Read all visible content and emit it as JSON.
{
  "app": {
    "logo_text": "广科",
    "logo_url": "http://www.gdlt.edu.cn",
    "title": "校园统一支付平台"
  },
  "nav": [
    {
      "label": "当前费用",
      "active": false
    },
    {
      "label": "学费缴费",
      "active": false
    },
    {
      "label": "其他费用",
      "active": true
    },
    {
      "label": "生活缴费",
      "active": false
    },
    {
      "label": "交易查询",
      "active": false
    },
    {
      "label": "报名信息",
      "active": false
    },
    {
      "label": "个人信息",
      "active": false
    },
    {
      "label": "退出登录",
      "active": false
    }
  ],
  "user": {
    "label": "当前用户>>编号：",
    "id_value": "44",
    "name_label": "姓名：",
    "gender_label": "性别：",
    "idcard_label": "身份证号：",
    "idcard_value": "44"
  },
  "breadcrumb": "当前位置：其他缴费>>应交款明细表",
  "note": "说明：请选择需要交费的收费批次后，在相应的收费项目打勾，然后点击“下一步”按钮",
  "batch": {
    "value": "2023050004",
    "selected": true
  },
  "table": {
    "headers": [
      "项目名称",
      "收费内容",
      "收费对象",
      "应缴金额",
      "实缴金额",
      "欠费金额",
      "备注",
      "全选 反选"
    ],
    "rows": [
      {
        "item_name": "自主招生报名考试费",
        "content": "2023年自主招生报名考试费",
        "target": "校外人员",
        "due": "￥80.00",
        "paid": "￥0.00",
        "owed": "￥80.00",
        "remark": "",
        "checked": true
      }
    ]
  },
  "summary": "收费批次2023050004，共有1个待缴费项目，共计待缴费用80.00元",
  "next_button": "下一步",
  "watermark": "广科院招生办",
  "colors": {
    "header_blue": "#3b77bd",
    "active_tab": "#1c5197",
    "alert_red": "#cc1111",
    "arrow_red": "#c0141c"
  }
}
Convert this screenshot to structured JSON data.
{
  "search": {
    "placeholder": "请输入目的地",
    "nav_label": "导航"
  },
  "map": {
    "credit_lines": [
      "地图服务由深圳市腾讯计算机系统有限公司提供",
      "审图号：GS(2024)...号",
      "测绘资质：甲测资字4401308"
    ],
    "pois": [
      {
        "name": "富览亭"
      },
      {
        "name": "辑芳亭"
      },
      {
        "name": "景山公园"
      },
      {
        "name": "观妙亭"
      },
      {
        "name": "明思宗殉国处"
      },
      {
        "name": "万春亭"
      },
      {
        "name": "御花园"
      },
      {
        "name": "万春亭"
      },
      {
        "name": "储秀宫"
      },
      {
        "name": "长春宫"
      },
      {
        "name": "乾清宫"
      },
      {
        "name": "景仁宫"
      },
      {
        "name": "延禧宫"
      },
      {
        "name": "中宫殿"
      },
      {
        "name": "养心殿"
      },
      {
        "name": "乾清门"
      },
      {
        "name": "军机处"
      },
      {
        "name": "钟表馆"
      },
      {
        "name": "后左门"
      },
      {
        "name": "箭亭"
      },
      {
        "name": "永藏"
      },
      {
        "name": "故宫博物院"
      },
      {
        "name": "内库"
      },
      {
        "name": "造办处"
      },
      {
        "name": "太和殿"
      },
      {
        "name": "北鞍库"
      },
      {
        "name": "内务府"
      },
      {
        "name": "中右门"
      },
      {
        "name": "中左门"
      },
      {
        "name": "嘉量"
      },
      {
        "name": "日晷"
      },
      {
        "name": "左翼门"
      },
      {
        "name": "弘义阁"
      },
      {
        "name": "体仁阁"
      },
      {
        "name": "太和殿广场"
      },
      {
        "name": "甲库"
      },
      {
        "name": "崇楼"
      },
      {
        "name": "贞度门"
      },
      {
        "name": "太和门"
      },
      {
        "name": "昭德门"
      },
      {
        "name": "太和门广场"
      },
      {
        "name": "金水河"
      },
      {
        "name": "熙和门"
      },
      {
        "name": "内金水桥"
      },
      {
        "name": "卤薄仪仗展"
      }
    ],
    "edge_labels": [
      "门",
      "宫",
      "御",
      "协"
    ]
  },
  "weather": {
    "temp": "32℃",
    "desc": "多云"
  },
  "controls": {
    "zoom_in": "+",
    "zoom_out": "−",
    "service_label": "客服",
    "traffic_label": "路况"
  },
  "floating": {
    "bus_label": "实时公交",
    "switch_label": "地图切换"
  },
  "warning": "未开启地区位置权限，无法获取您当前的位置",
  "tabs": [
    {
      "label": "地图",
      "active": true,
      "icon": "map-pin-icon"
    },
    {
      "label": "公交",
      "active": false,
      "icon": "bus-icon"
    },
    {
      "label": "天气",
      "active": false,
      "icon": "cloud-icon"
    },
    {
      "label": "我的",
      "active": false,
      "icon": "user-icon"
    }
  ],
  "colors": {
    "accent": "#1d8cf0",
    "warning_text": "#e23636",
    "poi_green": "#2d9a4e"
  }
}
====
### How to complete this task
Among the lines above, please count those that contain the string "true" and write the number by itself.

### Response
4